“While practicing law, I had a little voice in the back of my head pulling me in this direction to help families dealing with memory loss due to my mom,” said Cummings, who also earned his undergraduate degree at LSU in 2010 with a double major in Political Science and International Relations. “I trusted my gut and listened to that little voice because I didn’t want to have any regrets, and I knew I could come back to law.”
In 2016, Cummings launched Pass It Down, a company focused on helping preserve and present the stories of their loved ones’ lives on a digital platform.
“Every family has a loved one they wish they could back and talk to again, and social media platforms were failing to capture the essence of a person’s life,” he said.
Upon launching, Cummings was quickly approached by some global companies and cultural institutions, from Coca-Cola and Porsche to top museums, who were interested in getting some help with preserving and sharing their stories. Over the last six years, Pass It Down became a leader in the field of digital storytelling as their work expanded across three continents. Since launching, Cummings’ company has been recognized repeatedly as one of the most innovative in the world by groups like the Consumer Technology Association, Daymond John, Techstars, and Established. In total, Cummings has won over $1 million in international pitch prizes and benefits, while raising over $3.5 million in venture capital. In late 2020, Pass It Down announced the launch of Iconic Moments, the first NFT marketplace for culture brands and museums. Cummings was inspired to create Iconic Moments after seeing the impact of Covid-19 on the heritage industry, in which 94% of institutions were forced to close their doors.

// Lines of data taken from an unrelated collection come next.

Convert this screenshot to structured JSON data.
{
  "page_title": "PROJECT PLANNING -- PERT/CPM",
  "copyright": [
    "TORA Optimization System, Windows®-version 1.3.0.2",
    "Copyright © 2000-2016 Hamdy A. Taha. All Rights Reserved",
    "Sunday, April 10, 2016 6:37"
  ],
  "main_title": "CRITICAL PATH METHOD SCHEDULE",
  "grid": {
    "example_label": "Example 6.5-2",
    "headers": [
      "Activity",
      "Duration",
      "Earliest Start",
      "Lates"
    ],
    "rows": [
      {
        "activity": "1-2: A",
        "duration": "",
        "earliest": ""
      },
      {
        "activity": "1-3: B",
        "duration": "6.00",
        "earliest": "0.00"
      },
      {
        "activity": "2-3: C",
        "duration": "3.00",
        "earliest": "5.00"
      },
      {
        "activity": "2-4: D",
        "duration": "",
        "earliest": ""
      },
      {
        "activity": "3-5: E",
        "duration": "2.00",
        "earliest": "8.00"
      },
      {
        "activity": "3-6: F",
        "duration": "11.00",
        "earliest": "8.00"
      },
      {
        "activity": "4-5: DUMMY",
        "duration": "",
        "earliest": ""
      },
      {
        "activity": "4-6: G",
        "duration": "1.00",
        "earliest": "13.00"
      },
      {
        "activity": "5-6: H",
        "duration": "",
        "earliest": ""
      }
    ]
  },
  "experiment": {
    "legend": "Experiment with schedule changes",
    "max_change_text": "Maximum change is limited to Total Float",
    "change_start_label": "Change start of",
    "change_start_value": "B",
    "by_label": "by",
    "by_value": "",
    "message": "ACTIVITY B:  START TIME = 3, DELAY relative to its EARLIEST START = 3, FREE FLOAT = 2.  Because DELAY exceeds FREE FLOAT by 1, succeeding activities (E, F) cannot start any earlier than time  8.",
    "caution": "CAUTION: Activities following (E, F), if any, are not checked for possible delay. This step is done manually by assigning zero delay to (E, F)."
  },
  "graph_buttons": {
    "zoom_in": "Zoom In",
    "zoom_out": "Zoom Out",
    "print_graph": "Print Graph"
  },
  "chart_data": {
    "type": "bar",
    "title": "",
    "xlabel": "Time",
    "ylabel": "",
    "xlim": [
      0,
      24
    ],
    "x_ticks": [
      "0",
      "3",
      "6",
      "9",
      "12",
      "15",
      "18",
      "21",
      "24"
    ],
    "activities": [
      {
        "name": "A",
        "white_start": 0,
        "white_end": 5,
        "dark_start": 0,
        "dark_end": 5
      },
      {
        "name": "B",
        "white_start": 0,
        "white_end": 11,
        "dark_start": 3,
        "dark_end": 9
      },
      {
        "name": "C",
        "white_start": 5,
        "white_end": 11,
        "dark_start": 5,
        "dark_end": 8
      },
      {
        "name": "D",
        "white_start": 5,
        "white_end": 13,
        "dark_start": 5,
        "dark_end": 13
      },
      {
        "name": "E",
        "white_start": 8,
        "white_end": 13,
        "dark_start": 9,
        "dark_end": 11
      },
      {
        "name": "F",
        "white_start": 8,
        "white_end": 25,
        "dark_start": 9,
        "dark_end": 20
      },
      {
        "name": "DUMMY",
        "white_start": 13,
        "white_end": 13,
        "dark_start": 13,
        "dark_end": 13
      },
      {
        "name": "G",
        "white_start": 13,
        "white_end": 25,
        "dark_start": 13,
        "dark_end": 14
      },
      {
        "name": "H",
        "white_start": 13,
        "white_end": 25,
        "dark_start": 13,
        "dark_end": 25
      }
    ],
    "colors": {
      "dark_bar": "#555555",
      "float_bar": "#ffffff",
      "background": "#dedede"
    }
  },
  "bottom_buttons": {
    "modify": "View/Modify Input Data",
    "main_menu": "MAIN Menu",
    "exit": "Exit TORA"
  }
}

“These institutions were hit dramatically by COVID-19 and desperately needed to evolve to survive,” said Cummings.
Iconic Moments enables cultural brands to engage with a new generation of visitors digitally in the Metaverse while creating new revenue streams that are not dependent on foot traffic. Since announcing Iconic Moments, interest has spanned to more than 150 institutions across 13 countries. Cummings isn’t the only one who believes in the great potential of Iconic Moments completely transforming the museum and heritage industry. In February, the United Nations selected Iconic Moments as one of five global winners of the World Summit Award for innovation in Culture & Tourism. The Louisiana-based company was one of just 40 worldwide to receive a World Summit Award across all categories, and it is the only one that’s based in the U.S.
“It is obviously a great recognition of the work that our team has done. It’s acknowledgement that we’re solving a global problem for a global industry,” Cummings said. “The UN World Summit Award is proof that history and culture is important. Iconic Moments is not just preserving history, we are creating new ways for generations to experience, engage with, and understand cultural heritage.”

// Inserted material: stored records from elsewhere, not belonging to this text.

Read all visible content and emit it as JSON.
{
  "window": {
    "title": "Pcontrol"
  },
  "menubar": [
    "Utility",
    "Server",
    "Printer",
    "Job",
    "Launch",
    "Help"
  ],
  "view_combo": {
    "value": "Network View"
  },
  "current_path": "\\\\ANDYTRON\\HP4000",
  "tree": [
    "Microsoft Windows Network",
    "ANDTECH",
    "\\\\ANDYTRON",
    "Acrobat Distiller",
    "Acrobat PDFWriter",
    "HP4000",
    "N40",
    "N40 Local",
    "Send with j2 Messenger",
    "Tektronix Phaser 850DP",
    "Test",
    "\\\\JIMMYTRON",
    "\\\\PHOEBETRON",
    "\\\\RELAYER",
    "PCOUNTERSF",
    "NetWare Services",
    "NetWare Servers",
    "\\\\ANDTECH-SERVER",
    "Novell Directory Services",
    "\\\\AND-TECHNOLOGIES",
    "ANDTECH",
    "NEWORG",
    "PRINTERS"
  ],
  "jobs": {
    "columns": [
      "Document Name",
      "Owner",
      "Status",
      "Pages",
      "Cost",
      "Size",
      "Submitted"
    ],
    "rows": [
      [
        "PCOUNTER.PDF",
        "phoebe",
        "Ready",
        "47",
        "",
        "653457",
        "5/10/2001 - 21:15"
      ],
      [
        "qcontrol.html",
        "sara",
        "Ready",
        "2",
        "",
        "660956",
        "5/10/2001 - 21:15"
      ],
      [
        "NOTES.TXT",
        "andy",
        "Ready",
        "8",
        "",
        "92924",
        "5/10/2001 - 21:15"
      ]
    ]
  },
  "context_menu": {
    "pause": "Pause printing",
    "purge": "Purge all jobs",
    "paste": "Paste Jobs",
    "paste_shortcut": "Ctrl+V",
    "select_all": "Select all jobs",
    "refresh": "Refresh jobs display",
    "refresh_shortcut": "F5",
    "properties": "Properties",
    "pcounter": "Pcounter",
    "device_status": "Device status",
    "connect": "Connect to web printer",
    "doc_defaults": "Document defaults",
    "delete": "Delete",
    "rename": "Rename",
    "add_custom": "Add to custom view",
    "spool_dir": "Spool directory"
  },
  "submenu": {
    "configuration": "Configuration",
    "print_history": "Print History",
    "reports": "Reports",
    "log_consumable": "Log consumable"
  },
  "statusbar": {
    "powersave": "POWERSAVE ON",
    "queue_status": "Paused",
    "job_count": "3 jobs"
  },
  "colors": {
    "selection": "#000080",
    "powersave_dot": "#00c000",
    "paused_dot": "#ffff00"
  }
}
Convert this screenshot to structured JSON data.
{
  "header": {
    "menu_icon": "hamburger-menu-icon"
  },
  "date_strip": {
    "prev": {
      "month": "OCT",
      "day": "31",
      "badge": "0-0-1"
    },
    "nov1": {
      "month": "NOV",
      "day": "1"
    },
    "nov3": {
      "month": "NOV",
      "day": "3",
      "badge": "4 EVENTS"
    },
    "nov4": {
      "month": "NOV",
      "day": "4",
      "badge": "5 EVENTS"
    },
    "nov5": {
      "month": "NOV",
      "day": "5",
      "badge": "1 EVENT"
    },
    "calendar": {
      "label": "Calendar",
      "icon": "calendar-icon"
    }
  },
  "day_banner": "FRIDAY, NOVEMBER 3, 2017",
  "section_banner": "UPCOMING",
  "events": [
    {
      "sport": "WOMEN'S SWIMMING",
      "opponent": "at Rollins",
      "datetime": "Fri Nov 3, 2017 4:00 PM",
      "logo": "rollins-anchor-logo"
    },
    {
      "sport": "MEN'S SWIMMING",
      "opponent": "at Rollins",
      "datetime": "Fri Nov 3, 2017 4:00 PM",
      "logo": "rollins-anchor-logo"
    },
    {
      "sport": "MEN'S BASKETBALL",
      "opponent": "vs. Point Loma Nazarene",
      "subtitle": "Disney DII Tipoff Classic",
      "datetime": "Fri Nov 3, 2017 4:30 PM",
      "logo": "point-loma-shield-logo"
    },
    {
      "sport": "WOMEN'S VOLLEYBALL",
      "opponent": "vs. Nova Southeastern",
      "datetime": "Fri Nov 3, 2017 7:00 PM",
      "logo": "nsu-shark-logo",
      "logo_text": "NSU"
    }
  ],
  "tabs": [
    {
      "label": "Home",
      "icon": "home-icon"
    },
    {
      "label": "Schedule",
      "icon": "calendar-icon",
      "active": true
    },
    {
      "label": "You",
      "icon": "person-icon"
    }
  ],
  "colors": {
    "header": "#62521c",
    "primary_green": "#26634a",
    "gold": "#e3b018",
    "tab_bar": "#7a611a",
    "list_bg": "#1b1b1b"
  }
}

While his career path might not have been traditional when compared to most law school graduates, Cummings credits the experiences and education he attained at LSU Law for propelling his success as an entrepreneur in an emerging field of technology.

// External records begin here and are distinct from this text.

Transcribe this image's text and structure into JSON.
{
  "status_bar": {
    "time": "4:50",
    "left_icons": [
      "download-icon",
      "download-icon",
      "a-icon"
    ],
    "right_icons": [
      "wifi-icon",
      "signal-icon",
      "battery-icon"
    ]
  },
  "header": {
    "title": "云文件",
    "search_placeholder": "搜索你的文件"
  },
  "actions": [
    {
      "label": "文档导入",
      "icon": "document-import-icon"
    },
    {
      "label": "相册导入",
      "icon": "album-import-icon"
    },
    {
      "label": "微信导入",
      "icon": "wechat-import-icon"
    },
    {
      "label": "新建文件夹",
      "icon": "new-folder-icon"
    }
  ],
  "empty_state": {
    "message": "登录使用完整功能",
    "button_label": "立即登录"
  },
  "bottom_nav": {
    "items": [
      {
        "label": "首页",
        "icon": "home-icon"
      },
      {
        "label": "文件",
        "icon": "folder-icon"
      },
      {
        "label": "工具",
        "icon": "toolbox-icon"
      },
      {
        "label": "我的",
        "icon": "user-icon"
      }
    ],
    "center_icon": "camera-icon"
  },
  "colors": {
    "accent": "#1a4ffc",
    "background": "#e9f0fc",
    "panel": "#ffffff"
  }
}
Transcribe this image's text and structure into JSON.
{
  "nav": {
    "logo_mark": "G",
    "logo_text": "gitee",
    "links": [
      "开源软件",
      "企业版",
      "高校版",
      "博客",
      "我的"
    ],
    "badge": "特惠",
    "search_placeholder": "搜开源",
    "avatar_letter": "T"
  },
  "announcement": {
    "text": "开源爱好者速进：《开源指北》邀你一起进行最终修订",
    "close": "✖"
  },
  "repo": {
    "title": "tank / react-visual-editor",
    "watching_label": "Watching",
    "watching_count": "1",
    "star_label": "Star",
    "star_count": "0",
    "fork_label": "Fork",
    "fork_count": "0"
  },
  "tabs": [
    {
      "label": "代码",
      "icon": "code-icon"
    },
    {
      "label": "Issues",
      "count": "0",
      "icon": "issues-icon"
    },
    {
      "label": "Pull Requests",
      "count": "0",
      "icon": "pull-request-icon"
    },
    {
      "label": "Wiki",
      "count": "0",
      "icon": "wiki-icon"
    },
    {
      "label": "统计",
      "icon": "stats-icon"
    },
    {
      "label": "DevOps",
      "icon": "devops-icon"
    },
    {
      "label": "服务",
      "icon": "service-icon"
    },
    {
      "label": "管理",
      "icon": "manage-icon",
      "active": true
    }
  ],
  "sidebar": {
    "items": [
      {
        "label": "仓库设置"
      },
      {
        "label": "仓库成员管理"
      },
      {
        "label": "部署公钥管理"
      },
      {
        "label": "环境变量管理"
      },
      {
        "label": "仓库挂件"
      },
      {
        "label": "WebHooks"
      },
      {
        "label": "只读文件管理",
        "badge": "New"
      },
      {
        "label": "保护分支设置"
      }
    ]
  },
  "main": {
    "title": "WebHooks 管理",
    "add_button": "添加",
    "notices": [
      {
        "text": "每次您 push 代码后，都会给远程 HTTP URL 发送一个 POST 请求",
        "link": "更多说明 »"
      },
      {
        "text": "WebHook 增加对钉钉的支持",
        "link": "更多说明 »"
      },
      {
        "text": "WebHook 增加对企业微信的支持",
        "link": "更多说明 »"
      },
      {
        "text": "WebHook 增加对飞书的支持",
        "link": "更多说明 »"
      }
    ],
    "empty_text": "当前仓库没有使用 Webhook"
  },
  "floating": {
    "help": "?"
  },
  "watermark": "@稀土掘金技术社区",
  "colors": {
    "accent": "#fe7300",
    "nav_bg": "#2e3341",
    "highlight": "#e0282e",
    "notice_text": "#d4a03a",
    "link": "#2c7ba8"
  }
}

“Most people would assume that the greatest value of a legal education has to do with understanding contracts, IP, and other various legal factors,” he said. “While this knowledge is certainly valuable, it pales in comparison to the value of understanding how to research, how to view both sides of any position, and how to articulate complex matters in simple terms.”Read More